WHAT TO PRODUCE:
Read the data below line by line and state how many lines hold "title". Nothing else belongs in the answer.
-- RAW DATA follows --
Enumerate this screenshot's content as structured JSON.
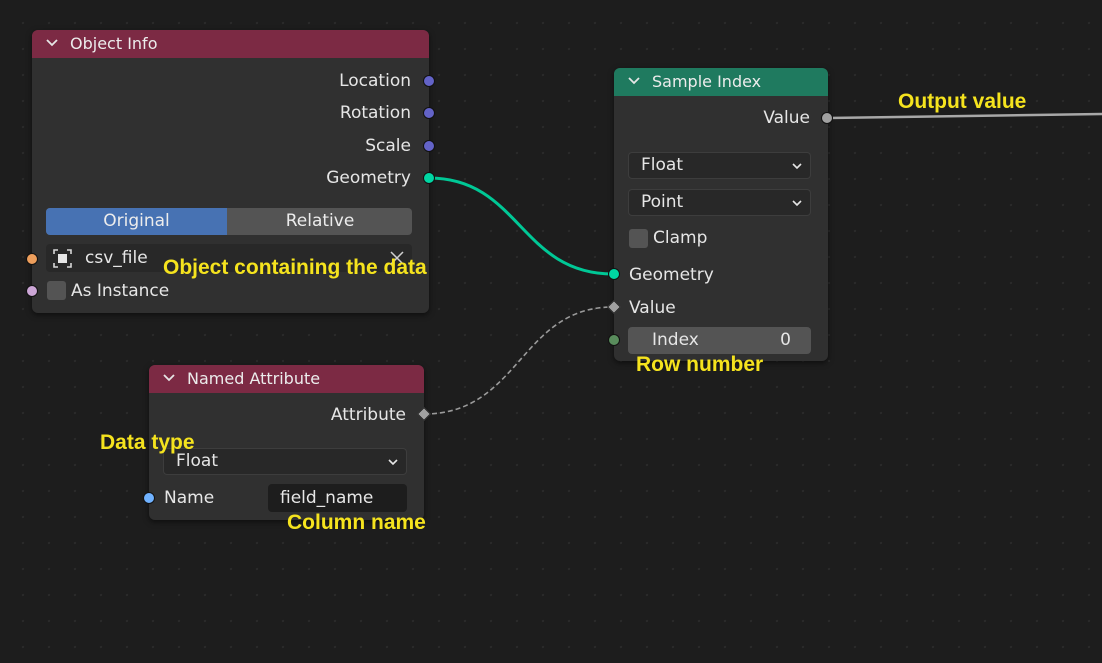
{
  "colors": {
    "object_info_header": "#7c2a44",
    "sample_index_header": "#1f7a5f",
    "named_attribute_header": "#7c2a44",
    "geometry_socket": "#00d6a3",
    "vector_socket": "#6363c7",
    "float_socket": "#a1a1a1",
    "int_socket": "#598c5c",
    "object_socket": "#ed9e5c",
    "bool_socket": "#cca6d6",
    "string_socket": "#70b2ff",
    "toggle_active": "#4772b3",
    "annotation": "#f5e31e"
  },
  "object_info": {
    "title": "Object Info",
    "outputs": [
      "Location",
      "Rotation",
      "Scale",
      "Geometry"
    ],
    "mode_options": [
      "Original",
      "Relative"
    ],
    "mode_selected": "Original",
    "object_value": "csv_file",
    "as_instance_label": "As Instance",
    "as_instance_checked": false
  },
  "sample_index": {
    "title": "Sample Index",
    "output_label": "Value",
    "data_type": "Float",
    "domain": "Point",
    "clamp_label": "Clamp",
    "clamp_checked": false,
    "inputs": {
      "geometry": "Geometry",
      "value": "Value",
      "index_label": "Index",
      "index_value": "0"
    }
  },
  "named_attribute": {
    "title": "Named Attribute",
    "output_label": "Attribute",
    "data_type": "Float",
    "name_label": "Name",
    "name_value": "field_name"
  },
  "annotations": {
    "output_value": "Output value",
    "object_containing": "Object containing the data",
    "row_number": "Row number",
    "data_type": "Data type",
    "column_name": "Column name"
  }
}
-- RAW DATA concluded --
EXPECTED OUTPUT:
3